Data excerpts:
-.-.-
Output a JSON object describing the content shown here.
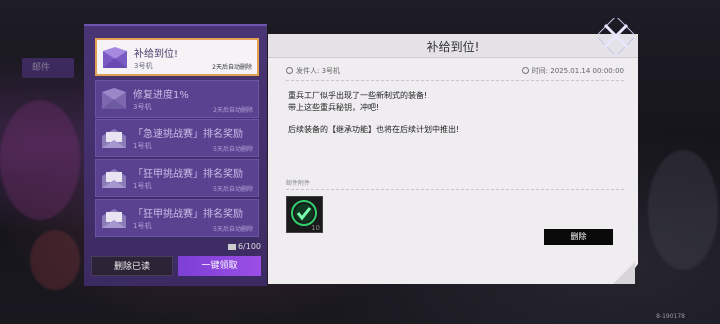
{
  "background": {
    "tab_label": "邮件"
  },
  "mail_list": {
    "items": [
      {
        "title": "补给到位!",
        "sender": "3号机",
        "expire": "2天后自动删除",
        "selected": true
      },
      {
        "title": "修复进度1%",
        "sender": "3号机",
        "expire": "2天后自动删除",
        "selected": false
      },
      {
        "title": "「急速挑战赛」排名奖励",
        "sender": "1号机",
        "expire": "5天后自动删除",
        "selected": false
      },
      {
        "title": "「狂甲挑战赛」排名奖励",
        "sender": "1号机",
        "expire": "5天后自动删除",
        "selected": false
      },
      {
        "title": "「狂甲挑战赛」排名奖励",
        "sender": "1号机",
        "expire": "5天后自动删除",
        "selected": false
      }
    ],
    "count": "6/100",
    "delete_read_label": "删除已读",
    "collect_all_label": "一键领取"
  },
  "detail": {
    "title": "补给到位!",
    "sender": "发件人: 3号机",
    "time": "时间: 2025.01.14 00:00:00",
    "body_line1": "重兵工厂似乎出现了一些新制式的装备!",
    "body_line2": "带上这些重兵秘钥，冲吧!",
    "body_line3": "后续装备的【继承功能】也将在后续计划中推出!",
    "attachments_label": "邮件附件",
    "attachment_qty": "10",
    "delete_label": "删除"
  },
  "build_id": "8-190178",
  "colors": {
    "panel": "#4a3574",
    "accent": "#9b4fe6",
    "selected_border": "#e2a153",
    "paper": "#efedf0"
  }
}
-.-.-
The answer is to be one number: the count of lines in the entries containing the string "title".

## Task solution
6